The bottom line is this, if the prospects don't even get a sniff from their respective countries for the WJC, there are better options than them,
I agree that for a 1st round pick, we should hope that they are able to get an invite from their respective countries for the WJC when they are eligible. The Tyler Seguin rebuttal was weak because Seguin had already made the NHL before his eligibility ran out. Also, he got a "sniff" with an invite before even he was drafted, so that invite basically kills that argument. But I think there are three arguments that can be made for Gaunce having higher potential despite not being invited to the WJC camp.
First and the obvious one is that he has one more year to play or get an invite. Corrado did not get an invite last season - which is equivalent to Gaunce's current season - but got an invite in his final year of eligibility. Gaunce's future with the WJC is still very much open - he has another shot, so you can't write him off based on the WJC not giving him a "sniff".
Second is that you have to remember that competition for a WJC roster spot is a lot higher than other years due to the lockout. For one, RNH is already an NHLer so he would not have been on the team. In fact, all 3 centers on the top 9 (RNH, Strome, Jenner) and 2 wingers who play center (Huberdeau, Schiefele) could have been in the NHL had there been a season. That's 3 slots down the middle that could potentially be open and if there hadn't been a lockout, Gaunce may have gotten a "sniff".

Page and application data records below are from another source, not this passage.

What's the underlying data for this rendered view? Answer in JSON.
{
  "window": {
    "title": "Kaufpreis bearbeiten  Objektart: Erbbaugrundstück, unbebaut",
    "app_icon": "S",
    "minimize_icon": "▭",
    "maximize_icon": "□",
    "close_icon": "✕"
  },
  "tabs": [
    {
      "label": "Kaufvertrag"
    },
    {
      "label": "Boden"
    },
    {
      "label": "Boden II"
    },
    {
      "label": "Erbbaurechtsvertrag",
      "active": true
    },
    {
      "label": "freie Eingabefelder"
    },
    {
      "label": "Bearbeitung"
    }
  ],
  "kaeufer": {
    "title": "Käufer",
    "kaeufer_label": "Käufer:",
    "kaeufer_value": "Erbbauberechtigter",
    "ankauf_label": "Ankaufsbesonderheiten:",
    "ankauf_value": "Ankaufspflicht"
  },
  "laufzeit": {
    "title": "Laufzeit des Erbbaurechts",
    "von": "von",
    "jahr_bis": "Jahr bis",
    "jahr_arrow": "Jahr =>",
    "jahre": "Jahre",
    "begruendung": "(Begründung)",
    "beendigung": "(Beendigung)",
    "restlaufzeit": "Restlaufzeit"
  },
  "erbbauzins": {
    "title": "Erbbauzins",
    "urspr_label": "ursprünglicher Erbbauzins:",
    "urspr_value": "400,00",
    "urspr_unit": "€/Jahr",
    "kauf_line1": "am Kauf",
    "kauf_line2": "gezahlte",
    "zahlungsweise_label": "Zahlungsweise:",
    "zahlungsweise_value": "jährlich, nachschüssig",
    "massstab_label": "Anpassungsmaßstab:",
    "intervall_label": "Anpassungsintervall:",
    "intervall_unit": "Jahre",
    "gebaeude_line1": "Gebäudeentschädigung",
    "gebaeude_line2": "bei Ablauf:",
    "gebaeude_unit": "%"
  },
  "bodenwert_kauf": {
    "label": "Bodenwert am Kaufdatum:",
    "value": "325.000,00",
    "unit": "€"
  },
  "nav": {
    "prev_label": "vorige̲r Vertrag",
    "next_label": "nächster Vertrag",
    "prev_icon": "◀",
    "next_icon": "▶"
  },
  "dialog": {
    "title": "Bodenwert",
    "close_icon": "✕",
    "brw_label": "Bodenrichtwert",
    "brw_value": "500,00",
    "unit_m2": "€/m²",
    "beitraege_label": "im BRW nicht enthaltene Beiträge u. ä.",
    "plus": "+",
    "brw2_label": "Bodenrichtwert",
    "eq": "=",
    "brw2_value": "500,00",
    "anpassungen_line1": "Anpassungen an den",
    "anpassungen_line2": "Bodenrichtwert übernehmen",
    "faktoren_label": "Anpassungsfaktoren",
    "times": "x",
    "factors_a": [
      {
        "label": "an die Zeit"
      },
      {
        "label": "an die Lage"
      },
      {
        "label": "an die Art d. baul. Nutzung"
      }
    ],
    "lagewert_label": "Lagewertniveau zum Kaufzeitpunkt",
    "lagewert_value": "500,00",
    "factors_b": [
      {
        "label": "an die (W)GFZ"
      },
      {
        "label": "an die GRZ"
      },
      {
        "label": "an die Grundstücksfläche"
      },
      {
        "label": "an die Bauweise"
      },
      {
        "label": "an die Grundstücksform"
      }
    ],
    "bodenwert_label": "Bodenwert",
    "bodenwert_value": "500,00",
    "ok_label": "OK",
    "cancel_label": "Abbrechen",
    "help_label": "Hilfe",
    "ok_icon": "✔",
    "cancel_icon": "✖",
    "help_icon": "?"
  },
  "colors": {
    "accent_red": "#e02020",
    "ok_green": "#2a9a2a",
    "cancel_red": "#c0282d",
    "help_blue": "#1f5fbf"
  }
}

As for the draft-eligibles who had gotten a "sniff", they are considered lottery picks in a very deep draft year and are already dominating their respective leagues. Mackinnon, as we all know has been compared to Crosby. Drouin is showing why he deserves to be on the team. Monahan is also a lottery pick with a high ceiling. These are potential future superstars that Gaunce will not compete against - he's not good enough, and there's nothing wrong with that because we picked him up at 26. His spot would have been where Jenner is playing, or Mackinnon is filling now because of the depth on the team - the bottom 6. The fact that these exceptional players got a "sniff' while Gaunce didn't does not weaken Gaunce's value - because these guys are not Gaunce's competition. There's a reason why they're top 5 picks, and he is a low 1st rounder.

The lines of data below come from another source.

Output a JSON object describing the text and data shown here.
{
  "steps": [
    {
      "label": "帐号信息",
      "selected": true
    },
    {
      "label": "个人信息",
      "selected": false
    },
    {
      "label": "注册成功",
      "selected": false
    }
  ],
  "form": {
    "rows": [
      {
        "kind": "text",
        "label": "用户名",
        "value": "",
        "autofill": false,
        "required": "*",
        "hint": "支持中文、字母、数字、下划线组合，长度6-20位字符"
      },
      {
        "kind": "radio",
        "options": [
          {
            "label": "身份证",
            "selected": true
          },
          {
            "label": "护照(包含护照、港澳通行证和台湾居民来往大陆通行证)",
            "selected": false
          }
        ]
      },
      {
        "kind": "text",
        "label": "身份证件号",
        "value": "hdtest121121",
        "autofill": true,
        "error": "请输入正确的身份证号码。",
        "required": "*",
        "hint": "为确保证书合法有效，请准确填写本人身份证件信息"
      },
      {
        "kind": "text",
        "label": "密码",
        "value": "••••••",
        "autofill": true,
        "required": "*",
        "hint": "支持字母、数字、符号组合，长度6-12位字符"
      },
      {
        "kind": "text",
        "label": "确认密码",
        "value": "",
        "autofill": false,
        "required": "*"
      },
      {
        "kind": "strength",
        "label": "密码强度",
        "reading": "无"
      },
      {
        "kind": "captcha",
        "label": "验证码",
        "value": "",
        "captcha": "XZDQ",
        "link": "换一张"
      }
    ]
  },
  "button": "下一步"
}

The last argument is that WJC is not the best indicator of success in the NHL. Some go on to have a great career - others don't. Similarly, some who don't get calls from WJC go on to have great careers. So I fail to see why you put so much emphasis on getting "sniffs" from WJC selecting scouts. I mean, just go take a look at what was probably Canada's best WJC squad ever from 2005 when there was the last lockout - sure, there are future hall-of-famers, and guys wearing letters for their team - but there are also 8-9 of 22 guys who never made a name for themselves at the NHL level. That is an overwhelming number of busts in a year that was supposed to be stacked.
Of those who failed to make a name for themselves? They were the guys who made enough of an impression to the WJC guys to be on the bottom 6 on that team - the role that Gaunce would play. Guys like Maxim Lapierre, Travis Zajac, Wojtek Wolski, Devon Dubnyk, Mike Green, Kris Versteeg, Dave Bolland, Tyler Kennedy and Torrey Mitchell were all available for the tournament, but didn't get a "sniff". Yet, these names are more familiar than those 8-9 guys who did not have memorable stints in the NHL.

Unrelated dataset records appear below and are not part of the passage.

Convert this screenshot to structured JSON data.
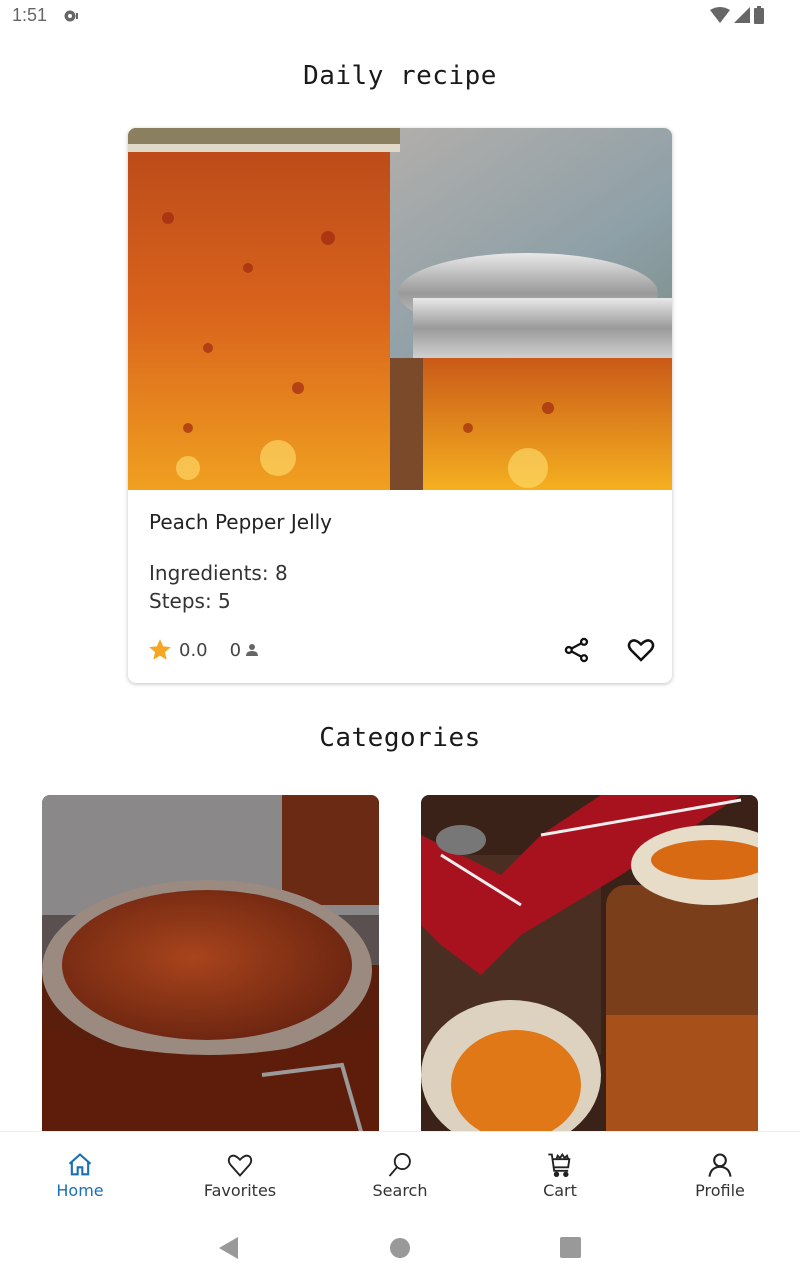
{
  "status_bar": {
    "time": "1:51",
    "icons": [
      "notification-icon",
      "wifi-icon",
      "signal-icon",
      "battery-icon"
    ]
  },
  "daily": {
    "title": "Daily recipe",
    "recipe": {
      "name": "Peach Pepper Jelly",
      "ingredients_label": "Ingredients: 8",
      "steps_label": "Steps: 5",
      "rating": "0.0",
      "rating_count": "0",
      "image_alt": "Jars of peach pepper jelly"
    },
    "actions": {
      "share": "share-icon",
      "favorite": "heart-icon"
    }
  },
  "categories": {
    "title": "Categories",
    "items": [
      {
        "image_alt": "Jar of apple butter"
      },
      {
        "image_alt": "Jar of orange marmalade with bread"
      }
    ]
  },
  "bottom_nav": {
    "items": [
      {
        "label": "Home",
        "icon": "home-icon",
        "active": true
      },
      {
        "label": "Favorites",
        "icon": "heart-icon",
        "active": false
      },
      {
        "label": "Search",
        "icon": "search-icon",
        "active": false
      },
      {
        "label": "Cart",
        "icon": "cart-icon",
        "active": false
      },
      {
        "label": "Profile",
        "icon": "profile-icon",
        "active": false
      }
    ]
  },
  "colors": {
    "accent": "#1a6fb5",
    "star": "#f5a623",
    "text": "#222222",
    "system_gray": "#999999"
  }
}
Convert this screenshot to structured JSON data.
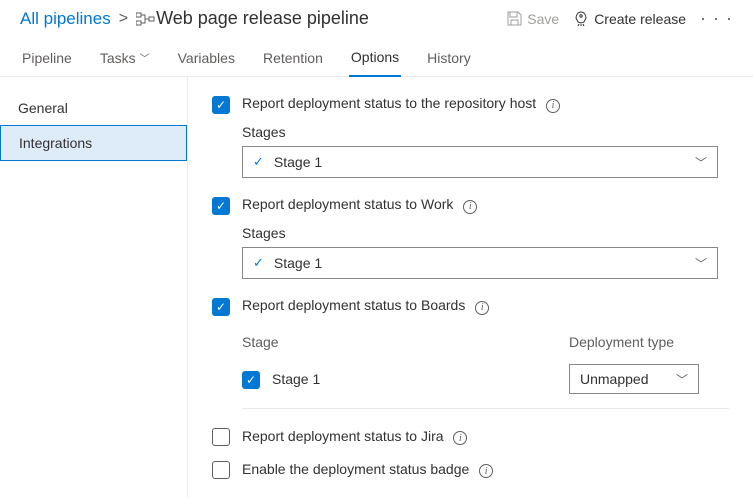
{
  "breadcrumb": {
    "root": "All pipelines",
    "title": "Web page release pipeline"
  },
  "actions": {
    "save": "Save",
    "create_release": "Create release"
  },
  "tabs": {
    "pipeline": "Pipeline",
    "tasks": "Tasks",
    "variables": "Variables",
    "retention": "Retention",
    "options": "Options",
    "history": "History"
  },
  "sidebar": {
    "general": "General",
    "integrations": "Integrations"
  },
  "opts": {
    "repo": {
      "label": "Report deployment status to the repository host",
      "stages_label": "Stages",
      "stage_value": "Stage 1"
    },
    "work": {
      "label": "Report deployment status to Work",
      "stages_label": "Stages",
      "stage_value": "Stage 1"
    },
    "boards": {
      "label": "Report deployment status to Boards",
      "col_stage": "Stage",
      "col_deploy": "Deployment type",
      "row_stage": "Stage 1",
      "row_deploy": "Unmapped"
    },
    "jira": {
      "label": "Report deployment status to Jira"
    },
    "badge": {
      "label": "Enable the deployment status badge"
    }
  }
}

Of those above, Dave Bolland did go on to make the 2006 squad in his final year eligible and won gold. Gaunce still has that chance. So just because he didn't make it on a talent-loaded lockout year, doesn't mean he is a bad prospect. And on top of that, even if he doesn't make the WJC next season, he can still go on to have a better NHL career than those who did - because WJC isn't a reliable indicator for NHL success.
That's why so many people have an issue with what you are saying. I hope that Gaunce would be recognized and get an invite from WJC next season, but it's not the end of the world if he doesn't, and it certainly should not be the sole reason and basis for writing off a prospect - because it is a poor indicator of NHL success as history has shown.